Ain’t Misbehavin’: Japanese Terms for Rudeness (and Worse)

Source: Gaijin Pot
Ain't Misbehavin': Japanese Terms for Rudeness (and Worse)

One of the things that most distinguishes Japanese culture from others is its constant observance of unspoken rules of manners. For visitors to the country, navigating through the intricacies of these rules of etiquette can feel like traversing your way through a maze where every wrong turn is punished with sideways glances and muttered complaints. However, learning just a few of the words associated with manners in Japan can help make your maze-based quest significantly easier.

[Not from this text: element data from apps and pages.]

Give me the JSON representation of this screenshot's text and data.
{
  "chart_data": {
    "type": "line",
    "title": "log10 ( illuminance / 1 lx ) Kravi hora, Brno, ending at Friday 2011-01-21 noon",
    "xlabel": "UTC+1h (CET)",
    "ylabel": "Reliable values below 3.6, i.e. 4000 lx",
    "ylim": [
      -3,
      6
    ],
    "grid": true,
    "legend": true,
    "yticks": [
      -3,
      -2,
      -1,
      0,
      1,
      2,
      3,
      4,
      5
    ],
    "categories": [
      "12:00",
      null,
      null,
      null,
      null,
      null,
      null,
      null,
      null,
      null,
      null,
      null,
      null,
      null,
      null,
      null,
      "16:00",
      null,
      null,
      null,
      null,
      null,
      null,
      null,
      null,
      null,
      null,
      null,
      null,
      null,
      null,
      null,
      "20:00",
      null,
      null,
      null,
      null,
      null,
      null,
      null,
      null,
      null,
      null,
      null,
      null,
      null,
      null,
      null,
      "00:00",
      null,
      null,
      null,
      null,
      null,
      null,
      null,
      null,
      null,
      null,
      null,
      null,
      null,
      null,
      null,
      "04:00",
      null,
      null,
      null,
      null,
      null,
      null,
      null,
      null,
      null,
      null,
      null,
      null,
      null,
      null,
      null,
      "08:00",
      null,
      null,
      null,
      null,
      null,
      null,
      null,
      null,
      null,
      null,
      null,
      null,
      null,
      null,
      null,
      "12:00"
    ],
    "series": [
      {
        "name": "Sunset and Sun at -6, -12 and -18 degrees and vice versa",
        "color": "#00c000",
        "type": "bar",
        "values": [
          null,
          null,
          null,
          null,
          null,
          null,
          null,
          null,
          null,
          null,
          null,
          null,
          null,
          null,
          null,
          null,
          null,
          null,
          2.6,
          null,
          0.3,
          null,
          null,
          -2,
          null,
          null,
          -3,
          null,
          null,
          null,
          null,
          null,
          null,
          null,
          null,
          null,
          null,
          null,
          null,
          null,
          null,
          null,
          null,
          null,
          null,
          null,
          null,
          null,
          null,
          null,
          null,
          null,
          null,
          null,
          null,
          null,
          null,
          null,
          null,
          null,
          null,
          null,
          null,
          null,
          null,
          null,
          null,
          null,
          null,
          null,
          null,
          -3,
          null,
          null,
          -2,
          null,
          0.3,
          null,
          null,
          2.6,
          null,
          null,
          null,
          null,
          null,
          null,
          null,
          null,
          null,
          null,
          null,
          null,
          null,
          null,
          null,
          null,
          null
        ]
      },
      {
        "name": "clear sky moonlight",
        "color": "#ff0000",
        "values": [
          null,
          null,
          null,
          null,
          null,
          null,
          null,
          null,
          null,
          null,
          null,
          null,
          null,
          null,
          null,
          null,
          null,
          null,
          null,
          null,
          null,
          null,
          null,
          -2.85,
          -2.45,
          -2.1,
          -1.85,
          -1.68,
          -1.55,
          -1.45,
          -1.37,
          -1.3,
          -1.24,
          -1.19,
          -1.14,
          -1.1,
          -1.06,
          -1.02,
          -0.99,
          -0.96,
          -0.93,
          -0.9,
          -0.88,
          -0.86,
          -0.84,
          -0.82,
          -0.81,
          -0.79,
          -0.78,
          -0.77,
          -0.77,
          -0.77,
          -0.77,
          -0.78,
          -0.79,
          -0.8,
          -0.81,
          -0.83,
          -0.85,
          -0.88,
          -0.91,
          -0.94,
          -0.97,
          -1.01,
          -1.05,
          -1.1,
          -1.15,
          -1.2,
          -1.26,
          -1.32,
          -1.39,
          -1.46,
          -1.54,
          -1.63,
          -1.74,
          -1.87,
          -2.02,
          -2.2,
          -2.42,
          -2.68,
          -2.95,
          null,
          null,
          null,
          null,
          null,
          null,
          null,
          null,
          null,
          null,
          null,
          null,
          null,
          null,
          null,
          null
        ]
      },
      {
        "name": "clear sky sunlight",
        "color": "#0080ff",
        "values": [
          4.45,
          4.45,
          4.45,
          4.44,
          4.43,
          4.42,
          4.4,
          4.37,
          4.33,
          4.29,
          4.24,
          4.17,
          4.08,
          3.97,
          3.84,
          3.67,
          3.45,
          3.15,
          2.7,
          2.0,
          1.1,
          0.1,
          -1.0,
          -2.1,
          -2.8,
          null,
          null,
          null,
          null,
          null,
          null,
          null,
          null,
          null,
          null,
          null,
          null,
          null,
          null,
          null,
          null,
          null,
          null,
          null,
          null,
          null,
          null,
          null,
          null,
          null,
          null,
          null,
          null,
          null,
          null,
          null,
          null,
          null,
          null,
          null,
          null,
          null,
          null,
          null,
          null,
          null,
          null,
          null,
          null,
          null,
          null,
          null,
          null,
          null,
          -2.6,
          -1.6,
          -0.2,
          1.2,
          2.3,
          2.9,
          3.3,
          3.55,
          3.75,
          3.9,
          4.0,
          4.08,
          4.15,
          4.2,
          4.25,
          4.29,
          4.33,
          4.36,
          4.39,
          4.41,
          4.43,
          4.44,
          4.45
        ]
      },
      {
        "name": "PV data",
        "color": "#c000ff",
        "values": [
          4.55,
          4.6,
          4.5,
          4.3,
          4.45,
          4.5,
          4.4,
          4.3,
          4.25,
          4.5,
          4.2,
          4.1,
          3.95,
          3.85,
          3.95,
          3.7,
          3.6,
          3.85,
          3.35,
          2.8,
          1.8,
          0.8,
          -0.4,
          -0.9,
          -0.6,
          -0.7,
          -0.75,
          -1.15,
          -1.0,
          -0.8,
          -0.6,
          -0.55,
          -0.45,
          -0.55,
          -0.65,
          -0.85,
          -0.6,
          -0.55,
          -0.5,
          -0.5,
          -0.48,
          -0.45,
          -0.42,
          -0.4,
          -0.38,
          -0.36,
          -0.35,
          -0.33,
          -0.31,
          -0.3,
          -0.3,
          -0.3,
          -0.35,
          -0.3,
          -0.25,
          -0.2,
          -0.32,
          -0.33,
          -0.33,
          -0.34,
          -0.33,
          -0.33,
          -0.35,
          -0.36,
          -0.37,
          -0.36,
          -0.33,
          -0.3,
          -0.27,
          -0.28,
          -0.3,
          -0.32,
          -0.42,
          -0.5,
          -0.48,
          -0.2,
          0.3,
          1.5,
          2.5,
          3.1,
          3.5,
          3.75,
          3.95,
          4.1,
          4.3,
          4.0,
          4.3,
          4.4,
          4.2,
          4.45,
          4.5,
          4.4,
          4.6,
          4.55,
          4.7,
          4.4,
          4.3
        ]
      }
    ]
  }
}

When Japanese people talk about manners, they often use the English-derived term マナー (manners) and the Franco-English word エチケット (etiquette). While マナー may seem like a reasonable approximation to the word “manners,” it is unfortunately usually only found in its noun form, whereas there are times you may need a verb or adjective.

For other forms you have to use some of the other synonyms of this word. If you want to talk about a well-mannered young child, for example, the Japanese original word for manners, 礼儀,(れいぎ) is more useful, especially as it can be easily transformed into the adjective 礼儀正(ただ)しい to make the adjective.

Recently, however, Japanese people are complaining that young children are becoming less 礼儀正しい. You may well be wondering what kind of things comprise such bad manners to the Japanese, however, a lot of them are things that other nations may not even consider rude. The recent buzzwords 歩(ある)きスマホ (walking with a smart phone) and, horror-of-horrors, 電車(でんしゃ)で化粧(けしょう) (putting on makeup on the train!) are frequently cited as examples of the young losing their manners — something that may not bother other cultures so much.

You may well be wondering what kind of things comprise such bad manners to the Japanese, however, a lot of them are things that other nations may not even consider rude.

These kinds of gripes are often joined with the common …continue reading